[Records supplied — start]

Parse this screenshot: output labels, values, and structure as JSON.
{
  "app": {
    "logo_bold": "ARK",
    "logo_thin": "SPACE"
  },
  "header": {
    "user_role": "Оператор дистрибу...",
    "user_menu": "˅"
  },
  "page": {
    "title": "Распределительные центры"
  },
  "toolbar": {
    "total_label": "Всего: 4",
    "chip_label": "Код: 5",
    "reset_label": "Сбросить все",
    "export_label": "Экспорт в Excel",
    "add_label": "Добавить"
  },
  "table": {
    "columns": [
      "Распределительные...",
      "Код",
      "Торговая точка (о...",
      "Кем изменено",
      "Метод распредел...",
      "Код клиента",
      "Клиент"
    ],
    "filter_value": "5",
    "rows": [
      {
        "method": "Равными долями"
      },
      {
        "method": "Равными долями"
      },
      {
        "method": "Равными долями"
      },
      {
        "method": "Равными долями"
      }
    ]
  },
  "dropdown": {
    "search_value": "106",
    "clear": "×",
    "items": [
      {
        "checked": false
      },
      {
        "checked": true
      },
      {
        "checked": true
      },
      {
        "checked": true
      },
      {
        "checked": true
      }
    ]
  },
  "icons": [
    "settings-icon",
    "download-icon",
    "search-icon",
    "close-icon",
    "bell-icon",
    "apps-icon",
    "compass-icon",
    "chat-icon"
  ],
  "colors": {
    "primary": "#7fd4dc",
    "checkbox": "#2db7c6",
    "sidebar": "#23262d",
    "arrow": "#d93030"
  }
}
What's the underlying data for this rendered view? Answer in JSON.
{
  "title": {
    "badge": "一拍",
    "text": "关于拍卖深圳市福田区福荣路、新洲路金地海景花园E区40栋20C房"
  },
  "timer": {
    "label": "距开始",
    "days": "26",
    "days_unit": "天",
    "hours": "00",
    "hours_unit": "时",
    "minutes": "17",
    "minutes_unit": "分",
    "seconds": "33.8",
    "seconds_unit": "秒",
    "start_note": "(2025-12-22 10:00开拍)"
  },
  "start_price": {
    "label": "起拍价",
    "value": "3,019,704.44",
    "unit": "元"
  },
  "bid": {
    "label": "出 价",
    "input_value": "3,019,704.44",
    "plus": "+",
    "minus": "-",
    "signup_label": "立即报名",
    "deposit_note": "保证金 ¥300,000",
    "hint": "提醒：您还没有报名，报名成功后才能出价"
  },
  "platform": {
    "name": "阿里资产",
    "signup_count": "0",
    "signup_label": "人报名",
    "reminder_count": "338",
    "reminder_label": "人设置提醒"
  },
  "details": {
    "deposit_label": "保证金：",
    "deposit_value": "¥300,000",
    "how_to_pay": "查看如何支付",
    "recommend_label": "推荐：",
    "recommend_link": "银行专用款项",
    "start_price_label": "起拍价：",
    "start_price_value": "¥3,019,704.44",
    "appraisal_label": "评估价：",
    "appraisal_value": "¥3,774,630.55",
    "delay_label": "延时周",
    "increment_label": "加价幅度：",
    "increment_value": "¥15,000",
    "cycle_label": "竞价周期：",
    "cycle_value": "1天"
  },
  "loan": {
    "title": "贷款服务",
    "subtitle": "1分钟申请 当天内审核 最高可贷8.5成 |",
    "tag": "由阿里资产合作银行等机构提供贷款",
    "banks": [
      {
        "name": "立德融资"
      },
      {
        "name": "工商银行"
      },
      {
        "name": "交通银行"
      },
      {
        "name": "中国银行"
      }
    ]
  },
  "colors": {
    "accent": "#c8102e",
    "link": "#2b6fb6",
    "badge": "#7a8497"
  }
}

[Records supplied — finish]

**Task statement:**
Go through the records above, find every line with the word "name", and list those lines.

**Finished task:**
    "name": "阿里资产",
        "name": "立德融资"
        "name": "工商银行"
        "name": "交通银行"
        "name": "中国银行"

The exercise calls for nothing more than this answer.